The next significant coin toss of my life took place on Halloween night during my junior year of high school. My best friend, John Jarrard, and I had already decided that a cherry bomb just had to be set off inside Billy G. Thompson’s porch light. I called heads. I lost. And Billy, our assistant principal, kicked me out of school the next morning. “Well, Dad, what I ‘was thinking’ was…”

I could go on. The coin toss loss which determined that I, not my college roommate, Bob Quigley, would be the first from French Hall to streak past the girls’ dorm next door at Western Michigan University… and the first of our group to peel down for a dip in the campus fountain. “It’s good to see you again too, officer… and, yes, I suppose I really should learn to keep my pants on in public.”

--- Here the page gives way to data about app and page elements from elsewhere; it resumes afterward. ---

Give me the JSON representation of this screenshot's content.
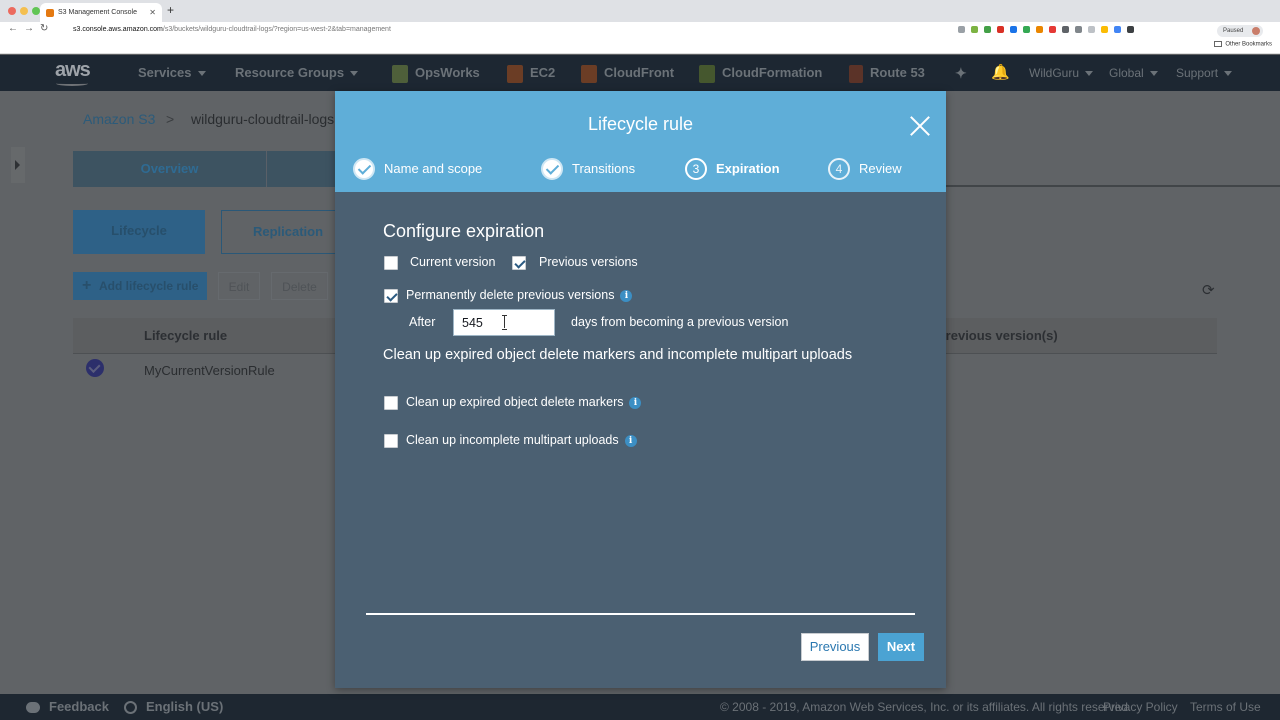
{
  "browser": {
    "tab_title": "S3 Management Console",
    "url_domain": "s3.console.aws.amazon.com",
    "url_path": "/s3/buckets/wildguru-cloudtrail-logs/?region=us-west-2&tab=management",
    "paused_label": "Paused",
    "bookmarks_label": "Other Bookmarks"
  },
  "navbar": {
    "logo": "aws",
    "services": "Services",
    "resource_groups": "Resource Groups",
    "opsworks": "OpsWorks",
    "ec2": "EC2",
    "cloudfront": "CloudFront",
    "cloudformation": "CloudFormation",
    "route53": "Route 53",
    "account": "WildGuru",
    "region": "Global",
    "support": "Support"
  },
  "page": {
    "breadcrumb_root": "Amazon S3",
    "breadcrumb_sep": ">",
    "breadcrumb_bucket": "wildguru-cloudtrail-logs",
    "tab_overview": "Overview",
    "pill_lifecycle": "Lifecycle",
    "pill_replication": "Replication",
    "add_rule": "Add lifecycle rule",
    "edit": "Edit",
    "delete": "Delete",
    "col_rule": "Lifecycle rule",
    "col_prev": "Previous version(s)",
    "row_rule_name": "MyCurrentVersionRule"
  },
  "modal": {
    "title": "Lifecycle rule",
    "steps": [
      {
        "label": "Name and scope",
        "num": "1",
        "state": "done"
      },
      {
        "label": "Transitions",
        "num": "2",
        "state": "done"
      },
      {
        "label": "Expiration",
        "num": "3",
        "state": "current"
      },
      {
        "label": "Review",
        "num": "4",
        "state": "future"
      }
    ],
    "configure_title": "Configure expiration",
    "current_version": "Current version",
    "current_version_checked": false,
    "previous_versions": "Previous versions",
    "previous_versions_checked": true,
    "perm_delete": "Permanently delete previous versions",
    "perm_delete_checked": true,
    "after_label": "After",
    "days_value": "545",
    "days_suffix": "days from becoming a previous version",
    "cleanup_title": "Clean up expired object delete markers and incomplete multipart uploads",
    "cleanup_markers": "Clean up expired object delete markers",
    "cleanup_markers_checked": false,
    "cleanup_multipart": "Clean up incomplete multipart uploads",
    "cleanup_multipart_checked": false,
    "btn_previous": "Previous",
    "btn_next": "Next"
  },
  "footer": {
    "feedback": "Feedback",
    "language": "English (US)",
    "copyright": "© 2008 - 2019, Amazon Web Services, Inc. or its affiliates. All rights reserved.",
    "privacy": "Privacy Policy",
    "terms": "Terms of Use"
  },
  "colors": {
    "modal_header": "#5faed8",
    "modal_body": "#4b6072",
    "aws_nav": "#1d2732",
    "primary_button": "#4ba3d3"
  }
}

For damn near 65 years now I have been calling heads. I haven’t a clue why. It’s just one of the things we do over and over again, the same way we go mindlessly about other routines in life. I’ve been calling heads just because the very first time I had to decide between heads and tails, I picked heads. No reason. No sense to it. In fact, considering that to the best of my recollection I haven’t EVER won a coin toss, this blind allegiance to routine has been just plain stupid.

Some people call tails. And the same damn thing happens. They’re stupid too.

And this brings me to the point of this column. Think about it.

You may not be like me. Perhaps you never even watched the Jetsons? Perhaps you’ve never seen Playboy? Perhaps you’ve never been caught in a compromising position? Possibly even, you’ve never hit the t1 or t5 when needing to fill the t20 to catch up and break throw.

The fact is we all have a lot in common and at the top of the list is that we all LOSE the toss of the coin more than we WIN the toss of the coin, but we keep calling the same side of the coin over and over and over again.

We’re ALL stupid – we ALL have double zeros on our backs.

We can all be winners if we just call the OTHER SIDE OF THE COIN. Duh. On the other hand, if you are playing me, I might not switch. Or maybe I will.

I hope this advice on the finer side of the critical toss of the coin will give you the edge necessary to be more competitive and win more often, regardless of the level of your darts play. Otherwise, just fart.

Be sure to read this column next month when I will expose the grand Russian conspiracy to horde America’s Kennedy fifty-cent pieces and tell you what this may mean for the future of the soft-tip side of our sport.

From the Field,




  • Dartoid

    "Dartoid" is the pseudonym of Paul Seigel, a prominent chronicler of darts for over 35 years. His columns are celebrated for their wit and insight, often detailing his quest for a game in exotic locales worldwide. His writing offers vibrant commentary on the competitive darts landscape, including players, organizations, tournaments and the sport's unique culture. Dartoid's articles are highly regarded among darts enthusiasts, solidifying his role as a pivotal figure in promoting and documenting darts as both a recreational pastime and professional sport.